Results: When looking at the percentage of chemical structures successfully extracted from a set of patents, using SciFinder as our reference, 59 and 51 % were also found in our comparison in SureChEMBL and IBM SIIP, respectively. When performing this comparison with compounds as starting point, i.e. establishing if for a list of compounds the databases provide the links between chemical structures and patents they appear in, we obtained similar results. SureChEMBL and IBM SIIP found 62 and 59 %, respectively, of the compound-patent pairs obtained from Reaxys.
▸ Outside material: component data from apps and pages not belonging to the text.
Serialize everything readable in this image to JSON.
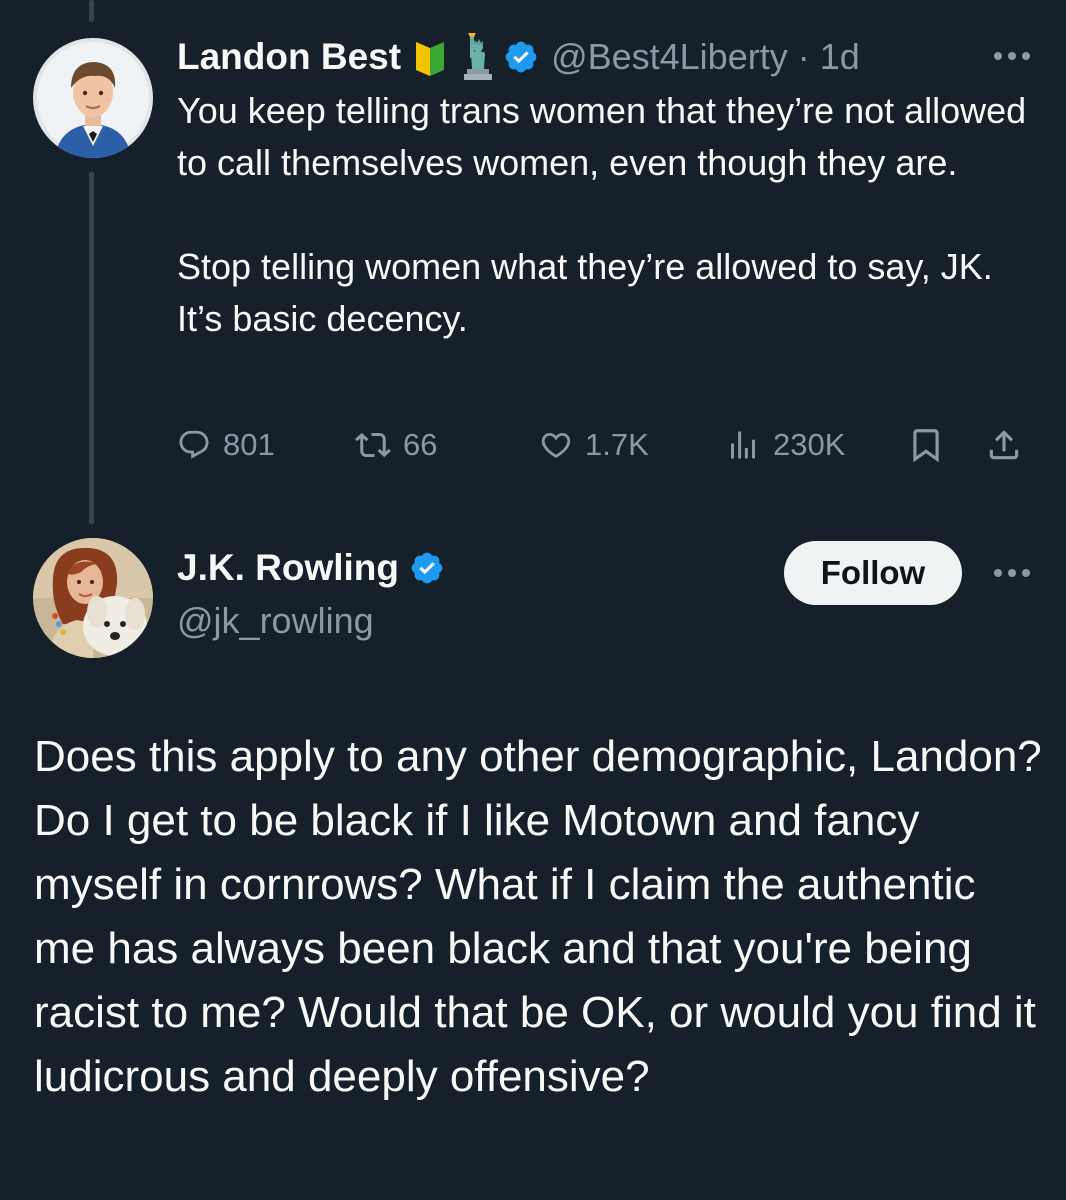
{
  "parent_tweet": {
    "author": {
      "display_name": "Landon Best",
      "badges": [
        "japanese-beginner-symbol-icon",
        "statue-of-liberty-icon",
        "verified-badge-icon"
      ],
      "handle": "@Best4Liberty",
      "separator": " · ",
      "time": "1d"
    },
    "text_paragraphs": [
      "You keep telling trans women that they’re not allowed to call themselves women, even though they are.",
      "Stop telling women what they’re allowed to say, JK. It’s basic decency."
    ],
    "stats": {
      "replies": "801",
      "retweets": "66",
      "likes": "1.7K",
      "views": "230K"
    }
  },
  "reply_tweet": {
    "author": {
      "display_name": "J.K. Rowling",
      "handle": "@jk_rowling",
      "verified": true
    },
    "follow_label": "Follow",
    "text": "Does this apply to any other demographic, Landon? Do I get to be black if I like Motown and fancy myself in cornrows? What if I claim the authentic me has always been black and that you're being racist to me? Would that be OK, or would you find it ludicrous and deeply offensive?"
  },
  "colors": {
    "background": "#15202b",
    "primary_text": "#f7f9f9",
    "secondary_text": "#8b98a5",
    "verified_blue": "#1d9bf0",
    "follow_button_bg": "#eff3f4",
    "thread_line": "#38444d"
  },
  "icons": {
    "more": "more-horizontal-icon",
    "reply": "reply-bubble-icon",
    "retweet": "retweet-icon",
    "like": "heart-icon",
    "views": "analytics-bars-icon",
    "bookmark": "bookmark-icon",
    "share": "share-upload-icon"
  }
}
Conclusions: In our comparison of automatically generated vs. manually curated patent chemistry databases, the former successfully provided approximately 60 % of links between chemical structure and patents. It needs to be stressed that only a very limited number of patents and compound-patent pairs were used for our comparison. Nevertheless, our results will hopefully help to manage expectations of users of patent chemistry databases of this type and provide a useful framework for more studies like ours as well as guide future developments of the workflows used for the automated extraction of chemical structures from patents. The challenges we have encountered whilst performing this study highlight that more needs to be done to make such assessments easier. Above all, more adequate, preferably open access to relevant 'gold standards' is required.

No MeSH data available.